Some of the amendments the Senate didn't consider on the defense policy bill last month could be making a comeback as lawmakers look for ways to push their proposals outside of the National Defense Authorization Act debate.

Senators proposed hundreds of amendments to the fiscal 2017 National Defense Authorization Act, ranging from eliminating Meatless Mondays on military bases to changing the military justice system navigated by survivors of sexual assault. Only a handful were considered due to objections from one senator.

"It's not the way that we're supposed to conduct business here in the United States Senate. I've reached a level of frustration that I would consider changing rules so one individual out of 100 can't bring things to a screeching halt, and that's what's happening here," Sen. John McCain said during debate on the Senate floor.

One amendment McCain specifically addressed would increase the number of visas available to bring Afghan translators to America, since many are facing threats to themselves and their families because of their support of the U.S. military.

Consideration of the amendment was blocked by Sen. Mike Lee, R-Utah, according to an op-ed from Sen. Jeanne Shaheen, D-N.H., who introduced the plan.

Seeing that the chance of boosting visa numbers in the NDAA is likely gone, Shaheen is turning to another bill and said she is working to increase the number of special immigrant visas through the the fiscal 2017 spending bill for the State Department, which the appropriations committee approved last week, including a provision for 4,000 additional visas and a one-year extension of the program. It will still need to be considered by the full Senate.

"If Congress fails to extend this program, this could be a death sentence for many Afghans who have stood shoulder-to-shoulder with our military and diplomats," Shaheen said in a statement. "I'll continue to look at every opportunity to extend this important program before it expires. I'm determined to prevent Congress from betraying our allies."

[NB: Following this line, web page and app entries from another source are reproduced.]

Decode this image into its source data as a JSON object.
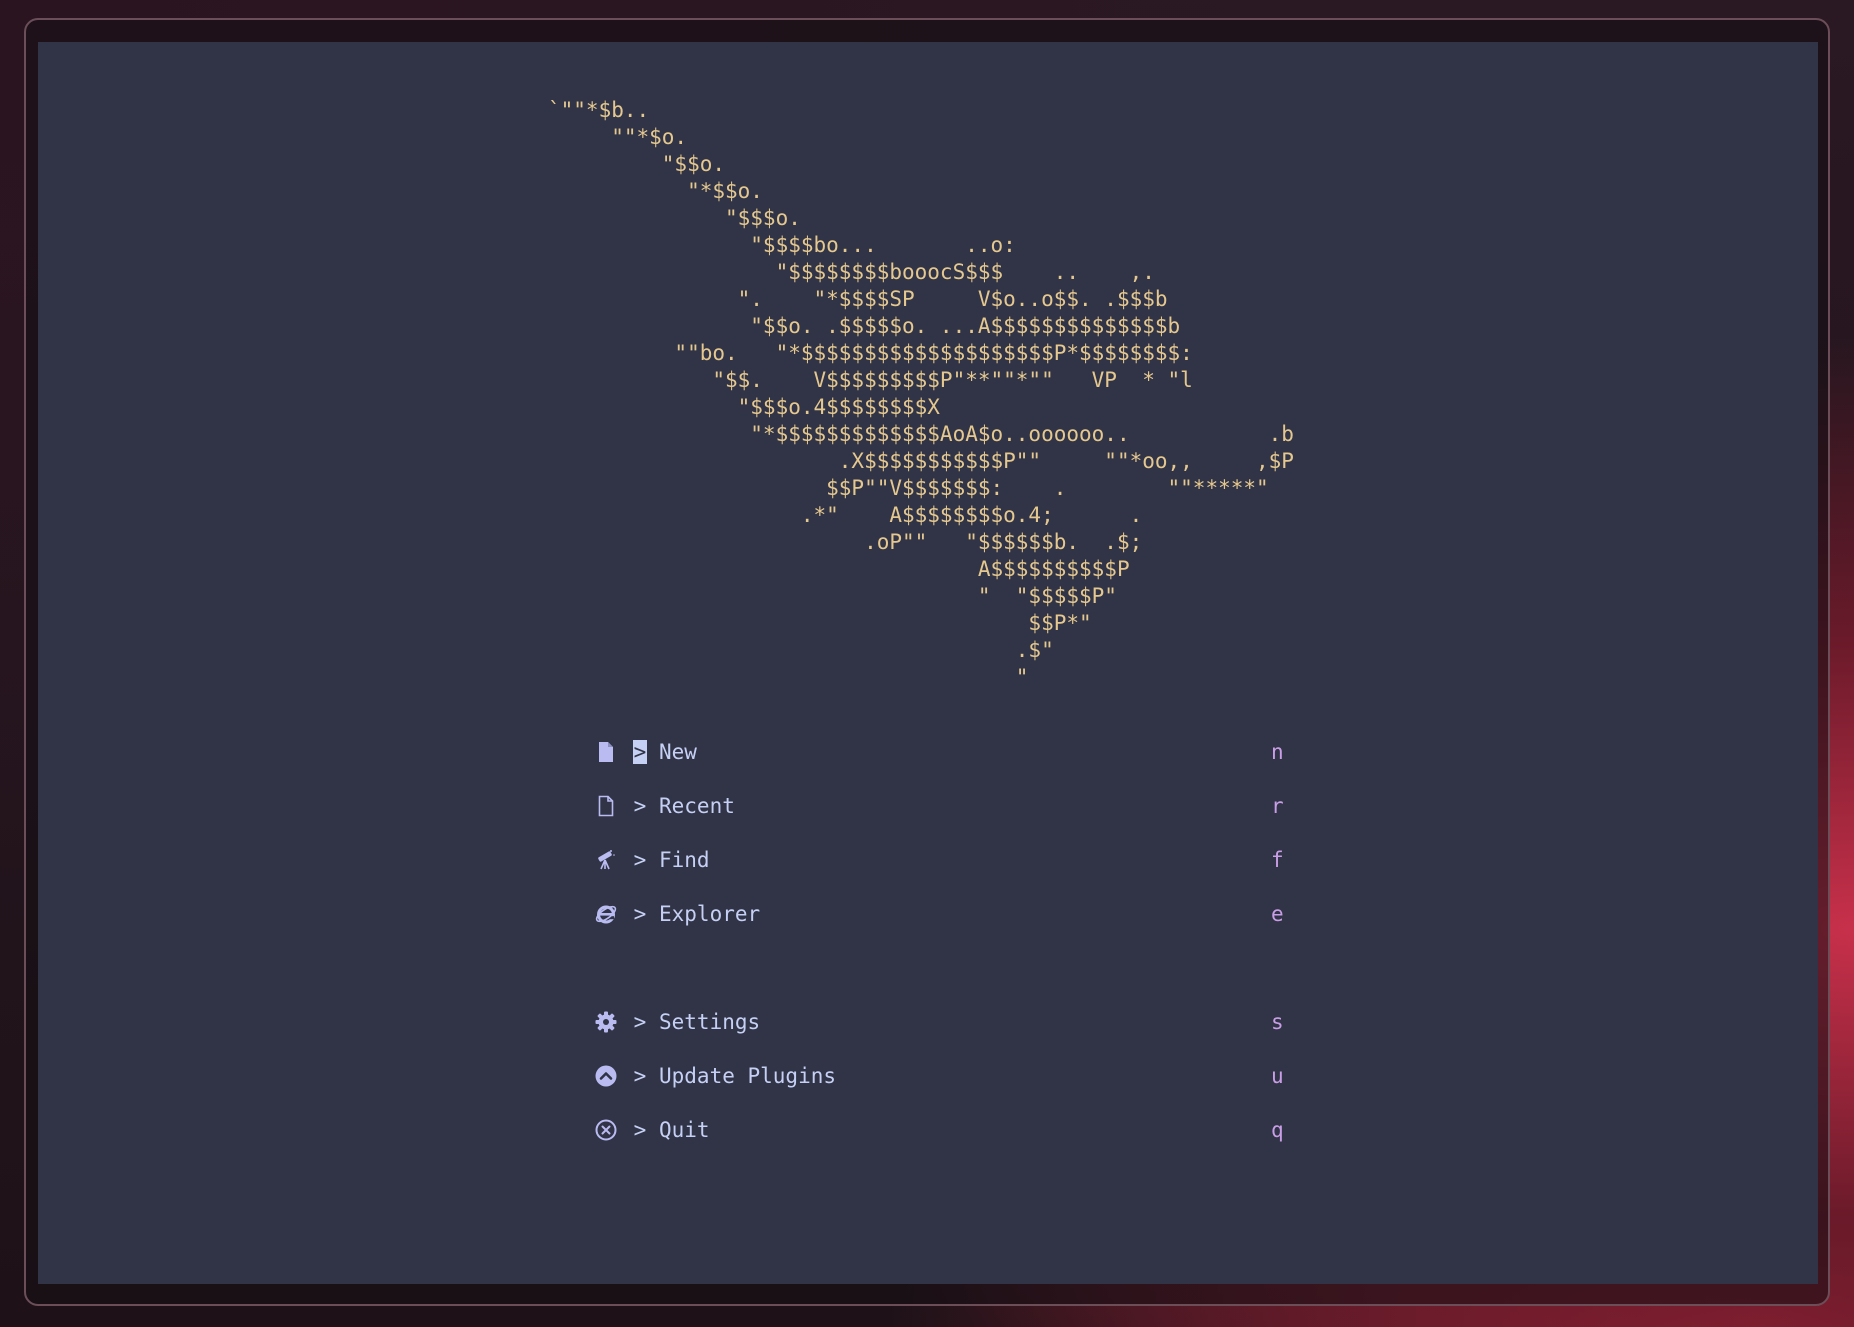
{
  "colors": {
    "background": "#303446",
    "art": "#e5c890",
    "text": "#c6d0f5",
    "key": "#ca9ee6",
    "icon": "#babbf1"
  },
  "header": {
    "ascii_art": "`\"\"*$b..\n     \"\"*$o.\n         \"$$o.\n           \"*$$o.\n              \"$$$o.\n                \"$$$$bo...       ..o:\n                  \"$$$$$$$$booocS$$$    ..    ,.\n               \".    \"*$$$$SP     V$o..o$$. .$$$b\n                \"$$o. .$$$$$o. ...A$$$$$$$$$$$$$$b\n          \"\"bo.   \"*$$$$$$$$$$$$$$$$$$$$P*$$$$$$$$:\n             \"$$.    V$$$$$$$$$P\"**\"\"*\"\"   VP  * \"l\n               \"$$$o.4$$$$$$$$X\n                \"*$$$$$$$$$$$$$AoA$o..oooooo..           .b\n                       .X$$$$$$$$$$$P\"\"     \"\"*oo,,     ,$P\n                      $$P\"\"V$$$$$$$:    .        \"\"*****\"\n                    .*\"    A$$$$$$$$o.4;      .\n                         .oP\"\"   \"$$$$$$b.  .$;\n                                  A$$$$$$$$$$P\n                                  \"  \"$$$$$P\"\n                                      $$P*\"\n                                     .$\"\n                                     \""
  },
  "menu": {
    "items": [
      {
        "icon": "file-filled-icon",
        "arrow": ">",
        "label": "New",
        "key": "n"
      },
      {
        "icon": "file-outline-icon",
        "arrow": ">",
        "label": "Recent",
        "key": "r"
      },
      {
        "icon": "telescope-icon",
        "arrow": ">",
        "label": "Find",
        "key": "f"
      },
      {
        "icon": "internet-explorer-icon",
        "arrow": ">",
        "label": "Explorer",
        "key": "e"
      },
      {
        "icon": "gear-icon",
        "arrow": ">",
        "label": "Settings",
        "key": "s"
      },
      {
        "icon": "arrow-up-circle-icon",
        "arrow": ">",
        "label": "Update Plugins",
        "key": "u"
      },
      {
        "icon": "close-circle-icon",
        "arrow": ">",
        "label": "Quit",
        "key": "q"
      }
    ]
  }
}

A spokeswoman for Lee, who's amendment to study whether a draft is needed and would keep the Selective Service male-only, said he is considering a range of options to move the plan forward, including trying to pass it as a stand-alone piece of legislation, working with members of the conference committee to get it included in the final bill and raising his amendment on the defense appropriations bill that the full Senate still has to consider.

Appropriations bills dictate how money is spent, not changes in policy. As a result, some NDAA amendments, like one to change to military justice system from Sen. Kirsten Gillibrand, D-N.Y., could be difficult to include in the spending bill, according to Justin Johnson, an analyst with the Heritage Foundation.

But amendments on things like programs, troop levels or readiness, all of which are primarily about dollars, are still "completely in play," Johnson said.

Lawmakers can also sneak policy provisions into the appropriations bill if they phrase it as a prohibition, Johnson said, like adding language saying no funding can be used for a certain program.

"Some of the issues on the table for the Senate NDAA, they could try to go back and see if there's a way to make it a funding prohibition of some sort," he said.

Challenges still remain, however. Any change must be offset with a pay-for, so any big moves, such as increasing the number of ships or aircraft the service will buy, are difficult without an increase in the topline, Johnson said.

There's also the problem of timing. Many of the amendments will likely not be considered for a second time, both because Senate leadership will not hold votes on a large number of amendments and because not a lot of time remains in the legislative year, including long breaks for August recess and campaigning in home states ahead of Election Day.

"Whether any of those amendments are even successfully debated is a big open question in my mind, but expect a lot of those same senators to try to come back and bring their issues up again," Johnson said.

The issue of how much time remains when lawmakers are in D.C. doing legislative work also means there are no more must-pass defense priorities that amendments could be tied to, and cuts down on the likelihood that any proposals could pass as a standalone.

"It seems like given the lack of legislative time in the calendar already, the bar is going to be pretty high for any of those to actually be successful," Johnson said.

While the House and Senate have each passed their version of the fiscal 2017 NDAA, there is still much work to be done in the conference process as the two chambers compromise on differences between the two bills, and some lawmakers whose amendments got nixed are hopeful negotiations will include their proposals in the final bill.

An aide for Sen. Patty Murray, D-Wash., said the senator is hopeful the conference process will include a proposal from her that would have continued a pilot program that allows troops to freeze eggs or sperm before deploying in case of an injury overseas that harms fertility.